DATA SECTION —
-*-

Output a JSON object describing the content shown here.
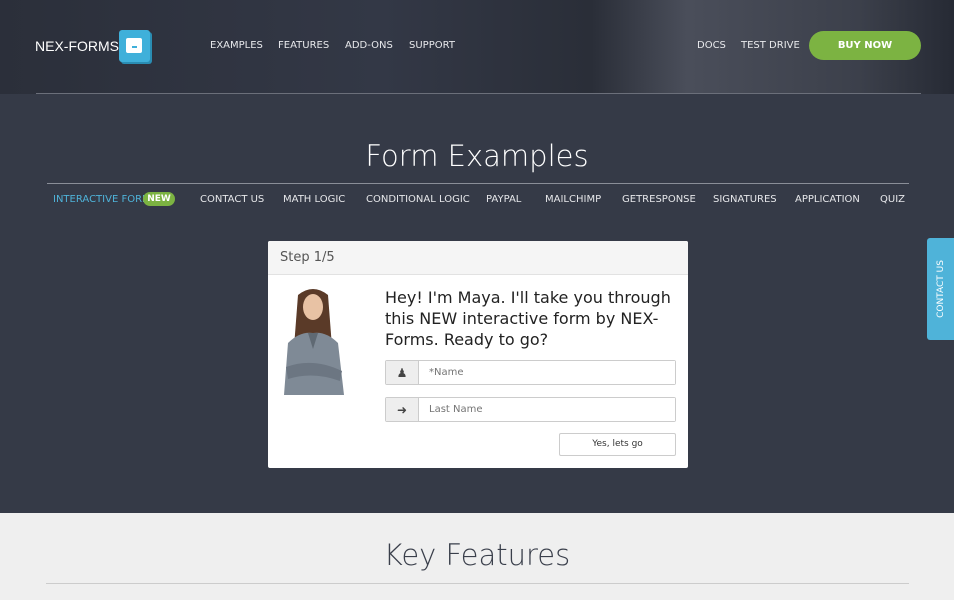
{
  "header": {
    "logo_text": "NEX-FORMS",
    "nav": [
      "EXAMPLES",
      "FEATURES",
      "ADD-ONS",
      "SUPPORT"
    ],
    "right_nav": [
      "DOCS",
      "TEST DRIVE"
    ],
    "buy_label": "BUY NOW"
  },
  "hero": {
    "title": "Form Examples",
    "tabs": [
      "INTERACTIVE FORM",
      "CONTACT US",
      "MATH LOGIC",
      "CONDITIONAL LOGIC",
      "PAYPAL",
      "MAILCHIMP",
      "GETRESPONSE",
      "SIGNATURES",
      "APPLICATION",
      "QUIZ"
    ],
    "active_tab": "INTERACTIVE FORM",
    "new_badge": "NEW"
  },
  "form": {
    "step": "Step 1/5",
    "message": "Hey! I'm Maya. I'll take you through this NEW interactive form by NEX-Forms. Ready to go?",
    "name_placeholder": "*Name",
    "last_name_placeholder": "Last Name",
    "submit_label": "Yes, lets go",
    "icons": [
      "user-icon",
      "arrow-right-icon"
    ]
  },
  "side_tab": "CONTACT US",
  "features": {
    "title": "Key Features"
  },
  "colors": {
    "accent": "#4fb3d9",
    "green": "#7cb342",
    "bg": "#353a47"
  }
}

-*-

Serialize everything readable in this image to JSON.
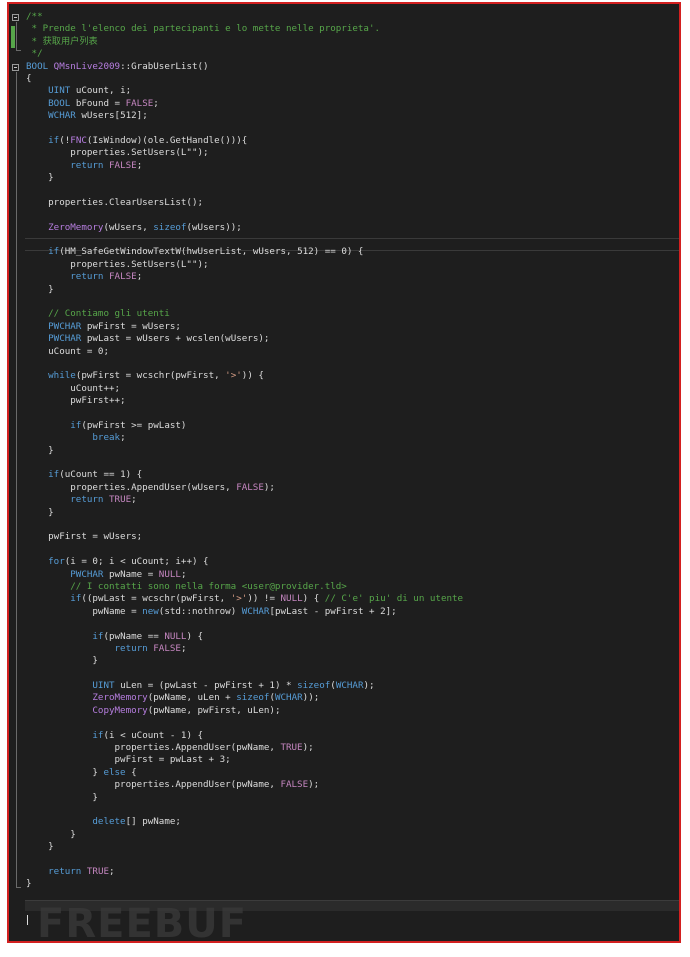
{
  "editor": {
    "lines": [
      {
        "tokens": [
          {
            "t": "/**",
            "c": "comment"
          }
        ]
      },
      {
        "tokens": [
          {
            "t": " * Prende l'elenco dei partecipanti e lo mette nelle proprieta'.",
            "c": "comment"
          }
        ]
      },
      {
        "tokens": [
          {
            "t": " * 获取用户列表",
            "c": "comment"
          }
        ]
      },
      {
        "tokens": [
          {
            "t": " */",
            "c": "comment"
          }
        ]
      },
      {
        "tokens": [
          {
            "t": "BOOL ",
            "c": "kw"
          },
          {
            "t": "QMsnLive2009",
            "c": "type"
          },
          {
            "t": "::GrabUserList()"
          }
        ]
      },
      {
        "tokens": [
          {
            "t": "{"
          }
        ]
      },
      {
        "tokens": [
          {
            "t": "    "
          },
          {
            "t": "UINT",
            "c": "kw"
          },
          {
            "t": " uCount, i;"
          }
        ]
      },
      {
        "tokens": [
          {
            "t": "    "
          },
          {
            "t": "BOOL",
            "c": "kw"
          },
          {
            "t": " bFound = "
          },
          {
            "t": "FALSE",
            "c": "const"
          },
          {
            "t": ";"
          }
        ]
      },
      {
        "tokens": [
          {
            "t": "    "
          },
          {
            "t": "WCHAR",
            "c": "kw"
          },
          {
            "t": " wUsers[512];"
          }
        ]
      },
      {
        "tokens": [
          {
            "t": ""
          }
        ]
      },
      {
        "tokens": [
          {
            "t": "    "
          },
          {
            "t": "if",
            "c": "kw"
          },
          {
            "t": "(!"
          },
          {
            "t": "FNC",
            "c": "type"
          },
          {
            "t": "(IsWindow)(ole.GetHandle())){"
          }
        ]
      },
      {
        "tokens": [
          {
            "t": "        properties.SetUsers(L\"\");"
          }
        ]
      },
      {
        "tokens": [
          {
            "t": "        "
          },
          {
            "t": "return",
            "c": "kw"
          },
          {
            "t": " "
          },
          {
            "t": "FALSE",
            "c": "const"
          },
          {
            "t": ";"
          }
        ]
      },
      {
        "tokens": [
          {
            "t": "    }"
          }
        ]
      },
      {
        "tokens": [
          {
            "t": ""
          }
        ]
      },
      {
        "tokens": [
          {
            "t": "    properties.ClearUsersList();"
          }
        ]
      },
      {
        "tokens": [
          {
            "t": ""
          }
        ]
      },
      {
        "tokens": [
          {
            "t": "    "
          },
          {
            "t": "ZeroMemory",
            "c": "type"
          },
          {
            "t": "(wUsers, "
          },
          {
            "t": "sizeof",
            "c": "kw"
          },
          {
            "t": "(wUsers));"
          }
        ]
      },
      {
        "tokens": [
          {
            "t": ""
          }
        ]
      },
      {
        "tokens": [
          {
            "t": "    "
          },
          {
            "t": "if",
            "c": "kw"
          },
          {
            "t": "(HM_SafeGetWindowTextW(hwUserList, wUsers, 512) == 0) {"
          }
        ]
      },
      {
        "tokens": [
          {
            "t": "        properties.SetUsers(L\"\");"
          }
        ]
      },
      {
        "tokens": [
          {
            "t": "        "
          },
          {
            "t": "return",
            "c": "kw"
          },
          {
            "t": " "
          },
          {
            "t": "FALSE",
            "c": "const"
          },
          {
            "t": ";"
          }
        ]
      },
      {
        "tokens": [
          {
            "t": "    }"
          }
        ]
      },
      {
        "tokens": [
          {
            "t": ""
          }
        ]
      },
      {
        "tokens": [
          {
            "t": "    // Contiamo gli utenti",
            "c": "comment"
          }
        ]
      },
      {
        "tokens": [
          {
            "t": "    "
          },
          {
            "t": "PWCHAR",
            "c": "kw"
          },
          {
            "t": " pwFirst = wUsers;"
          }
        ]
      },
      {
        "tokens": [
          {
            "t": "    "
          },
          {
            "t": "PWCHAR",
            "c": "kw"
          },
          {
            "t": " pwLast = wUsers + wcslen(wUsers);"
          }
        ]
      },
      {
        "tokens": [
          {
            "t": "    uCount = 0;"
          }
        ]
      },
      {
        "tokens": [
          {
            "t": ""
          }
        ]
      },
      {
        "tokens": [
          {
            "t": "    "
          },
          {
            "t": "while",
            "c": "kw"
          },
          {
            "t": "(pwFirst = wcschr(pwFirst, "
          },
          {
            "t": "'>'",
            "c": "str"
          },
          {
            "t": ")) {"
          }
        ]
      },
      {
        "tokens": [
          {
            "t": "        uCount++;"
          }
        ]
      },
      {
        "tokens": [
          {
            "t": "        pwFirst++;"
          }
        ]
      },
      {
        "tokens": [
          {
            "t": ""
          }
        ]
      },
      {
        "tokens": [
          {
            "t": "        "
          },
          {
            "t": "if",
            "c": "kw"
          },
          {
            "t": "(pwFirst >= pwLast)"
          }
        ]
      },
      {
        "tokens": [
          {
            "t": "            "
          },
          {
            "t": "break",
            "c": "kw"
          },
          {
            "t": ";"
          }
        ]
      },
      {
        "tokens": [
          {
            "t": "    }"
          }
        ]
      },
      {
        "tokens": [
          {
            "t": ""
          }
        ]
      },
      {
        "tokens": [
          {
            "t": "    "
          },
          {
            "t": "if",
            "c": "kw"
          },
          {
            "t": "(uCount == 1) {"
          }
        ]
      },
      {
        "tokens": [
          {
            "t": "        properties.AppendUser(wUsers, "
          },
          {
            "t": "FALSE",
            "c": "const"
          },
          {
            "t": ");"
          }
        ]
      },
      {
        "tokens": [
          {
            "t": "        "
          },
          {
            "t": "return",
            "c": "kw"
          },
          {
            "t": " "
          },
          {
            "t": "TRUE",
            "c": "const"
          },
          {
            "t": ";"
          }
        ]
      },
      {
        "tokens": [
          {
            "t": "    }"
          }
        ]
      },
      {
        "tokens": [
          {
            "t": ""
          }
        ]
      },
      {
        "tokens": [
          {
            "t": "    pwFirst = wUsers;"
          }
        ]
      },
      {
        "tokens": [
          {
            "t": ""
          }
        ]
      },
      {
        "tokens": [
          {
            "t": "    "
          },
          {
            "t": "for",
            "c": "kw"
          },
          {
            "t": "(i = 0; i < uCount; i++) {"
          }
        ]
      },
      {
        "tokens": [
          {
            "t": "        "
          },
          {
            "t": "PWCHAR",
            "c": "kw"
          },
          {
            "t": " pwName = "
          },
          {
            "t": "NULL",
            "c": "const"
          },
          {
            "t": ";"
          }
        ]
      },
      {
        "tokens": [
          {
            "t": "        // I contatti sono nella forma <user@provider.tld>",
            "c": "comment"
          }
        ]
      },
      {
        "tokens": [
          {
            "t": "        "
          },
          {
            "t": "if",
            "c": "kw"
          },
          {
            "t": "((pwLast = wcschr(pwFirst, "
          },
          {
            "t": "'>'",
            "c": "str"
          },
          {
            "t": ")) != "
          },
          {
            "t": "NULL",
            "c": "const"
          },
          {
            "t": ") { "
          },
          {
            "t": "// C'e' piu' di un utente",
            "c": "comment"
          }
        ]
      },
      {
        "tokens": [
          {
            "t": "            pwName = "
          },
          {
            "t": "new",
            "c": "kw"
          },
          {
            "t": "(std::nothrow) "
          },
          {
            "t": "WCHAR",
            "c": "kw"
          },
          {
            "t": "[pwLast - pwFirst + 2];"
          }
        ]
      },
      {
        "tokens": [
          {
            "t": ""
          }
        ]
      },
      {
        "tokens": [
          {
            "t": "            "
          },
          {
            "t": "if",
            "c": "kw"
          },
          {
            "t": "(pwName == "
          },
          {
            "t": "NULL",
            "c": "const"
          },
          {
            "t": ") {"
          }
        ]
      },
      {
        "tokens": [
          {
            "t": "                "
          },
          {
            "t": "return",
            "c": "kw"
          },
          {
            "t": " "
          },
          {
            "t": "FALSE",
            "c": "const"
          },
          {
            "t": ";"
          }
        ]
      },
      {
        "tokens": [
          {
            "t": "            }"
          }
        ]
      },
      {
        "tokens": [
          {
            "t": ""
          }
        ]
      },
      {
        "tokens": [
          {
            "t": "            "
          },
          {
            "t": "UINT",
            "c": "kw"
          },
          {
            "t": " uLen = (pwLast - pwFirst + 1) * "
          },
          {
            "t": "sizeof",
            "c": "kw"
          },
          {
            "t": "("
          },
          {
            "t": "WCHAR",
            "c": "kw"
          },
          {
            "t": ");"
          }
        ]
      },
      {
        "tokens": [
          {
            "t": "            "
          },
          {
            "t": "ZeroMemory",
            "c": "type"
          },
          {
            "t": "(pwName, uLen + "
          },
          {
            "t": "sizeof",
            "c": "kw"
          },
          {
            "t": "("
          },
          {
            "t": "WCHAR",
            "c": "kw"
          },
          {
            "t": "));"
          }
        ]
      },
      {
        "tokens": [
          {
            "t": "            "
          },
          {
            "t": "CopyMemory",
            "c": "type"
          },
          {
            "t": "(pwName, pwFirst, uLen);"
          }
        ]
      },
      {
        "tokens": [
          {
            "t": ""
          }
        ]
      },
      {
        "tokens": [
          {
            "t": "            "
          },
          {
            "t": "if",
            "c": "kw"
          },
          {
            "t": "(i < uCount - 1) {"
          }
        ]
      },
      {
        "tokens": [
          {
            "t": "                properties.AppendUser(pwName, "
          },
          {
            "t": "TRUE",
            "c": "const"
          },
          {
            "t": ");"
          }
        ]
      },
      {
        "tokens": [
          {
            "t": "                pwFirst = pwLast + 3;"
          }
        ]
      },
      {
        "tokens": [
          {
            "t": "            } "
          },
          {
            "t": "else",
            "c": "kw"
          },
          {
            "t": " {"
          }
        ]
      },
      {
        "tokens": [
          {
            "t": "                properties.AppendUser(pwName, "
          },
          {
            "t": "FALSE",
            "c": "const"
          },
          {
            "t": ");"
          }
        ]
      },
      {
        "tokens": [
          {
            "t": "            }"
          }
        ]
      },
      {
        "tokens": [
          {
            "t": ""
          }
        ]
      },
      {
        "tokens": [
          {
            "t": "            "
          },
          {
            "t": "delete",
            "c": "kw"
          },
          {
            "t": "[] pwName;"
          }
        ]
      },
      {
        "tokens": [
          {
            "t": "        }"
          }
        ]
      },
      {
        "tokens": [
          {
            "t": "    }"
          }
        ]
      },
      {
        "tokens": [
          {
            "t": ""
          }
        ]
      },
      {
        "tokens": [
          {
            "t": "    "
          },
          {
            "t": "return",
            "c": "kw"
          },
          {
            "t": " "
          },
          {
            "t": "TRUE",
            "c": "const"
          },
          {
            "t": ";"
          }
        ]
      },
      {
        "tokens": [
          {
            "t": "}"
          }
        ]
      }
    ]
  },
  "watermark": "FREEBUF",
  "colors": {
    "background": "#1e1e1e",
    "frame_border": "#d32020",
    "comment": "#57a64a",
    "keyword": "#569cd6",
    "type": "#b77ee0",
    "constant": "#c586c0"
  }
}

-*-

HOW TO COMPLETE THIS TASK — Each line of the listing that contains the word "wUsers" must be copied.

EXERCISE RESULT —
            "t": " wUsers[512];"
            "t": "(wUsers, "
            "t": "(wUsers));"
            "t": "(HM_SafeGetWindowTextW(hwUserList, wUsers, 512) == 0) {"
            "t": " pwFirst = wUsers;"
            "t": " pwLast = wUsers + wcslen(wUsers);"
            "t": "        properties.AppendUser(wUsers, "
            "t": "    pwFirst = wUsers;"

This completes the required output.